You guys. YOU. GUYS. Prepare to have your world rocked. Is all I’m saying.
Let’s start at the beginning. Remember this week? Lemon yellow? All things sunshiney and good? I had the best of intentions to make lemon curd that week because it just made sense, but with work and rehearsals and special events, it didn’t happen. So I waited and waited, and the fog became foggier and foggier, until I just couldn’t take the crappy SF weather anymore. And so, in honor of fashion week – and all its crazy colors! – I’m so excited to present sunshine in a jar, ie, lemon curd.
Most recipes call for straining the curd, while simultaneously saying that your lemon curd should be “satiny” smooth. Satin-like seems to be the major goal of lemon curd making, because everyone is all satin, satin, satiny, but somehow you are supposed to achieve this when mess, mess, messy straining is involved.
Negatory, ghost writer.
After not very much searching, I used this wonderful recipe, which called for zero straining, and instead, lots of straight up hand mixing. And that was just great.
So, behold: the satin, satin, satinyist lemon curd that you ever did see. Sunshine in a jar.
. One cup of sugar
. Six tablespoons of butter
. Two eggs
. Two egg yolks
. 2/3 cup freshly squeezed lemon juice (not juice out of that plastic lemon-shaped bottle, if you please)
. Pinch of zest, up to a teaspoon, if you like to be zesty. I do not.
1. Get all your ingredients together first. This recipe calls for some fast mixing, and it won’t do to try and yolk your eggs or juice your lemons halfway through the process.
2. Cream together the butter and sugar, add in the eggs and yolks slowly. Once it’s fairly well blended (about a minute), add the lemon juice and beat for a few more minutes. It will be: runny and chunky. Do not be: alarmed. We will fix it.
3. Pour the mixture into a large saucepan over low heat and let it cook until it smooths out. Caveat: mine never totally smoothed in this step, which is okay.
4. Turn up to medium (never high – this should never boil) and begin stirring continuously. Yep, just keeeep stirring. The recipe says to stir continuously for 15 minutes, and some of the commenters said they only stirred for five, but I stirred for a whopping 35 minutes continuously (I know, I’m tired too). I think the key is to not let it be too hot, and to use your best judgement. When the curd is thick enough to stick to the back of a wooden spoon, you’ve done it.
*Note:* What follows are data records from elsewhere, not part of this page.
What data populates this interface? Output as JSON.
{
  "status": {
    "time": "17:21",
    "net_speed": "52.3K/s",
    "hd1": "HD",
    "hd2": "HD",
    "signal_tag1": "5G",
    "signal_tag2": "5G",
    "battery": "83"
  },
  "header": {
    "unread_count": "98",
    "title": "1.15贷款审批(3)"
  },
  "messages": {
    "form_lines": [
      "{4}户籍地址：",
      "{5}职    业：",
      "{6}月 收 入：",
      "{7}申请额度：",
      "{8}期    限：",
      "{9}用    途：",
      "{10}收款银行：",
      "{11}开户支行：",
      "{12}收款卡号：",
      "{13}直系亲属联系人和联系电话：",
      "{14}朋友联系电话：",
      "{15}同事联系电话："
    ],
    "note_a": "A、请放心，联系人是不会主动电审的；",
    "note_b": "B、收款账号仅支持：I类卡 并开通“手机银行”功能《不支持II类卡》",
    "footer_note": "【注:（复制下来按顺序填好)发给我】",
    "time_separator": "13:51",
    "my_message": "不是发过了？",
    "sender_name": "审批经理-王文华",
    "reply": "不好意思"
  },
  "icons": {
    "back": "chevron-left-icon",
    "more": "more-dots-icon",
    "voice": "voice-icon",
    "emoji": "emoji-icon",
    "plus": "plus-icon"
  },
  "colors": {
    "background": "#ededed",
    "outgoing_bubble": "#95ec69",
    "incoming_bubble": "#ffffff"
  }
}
5. Pour it into a jar or bowl, cover with saran wrap so a skin doesn’t form, and refrigerate. It will continue to gel as it cools.
6. Eat it. Preferably in a pie or on a scone, but if you’re a true Suzy Fat Pants like I am, you might just attack it with a spoon. And that, my friends, is just great.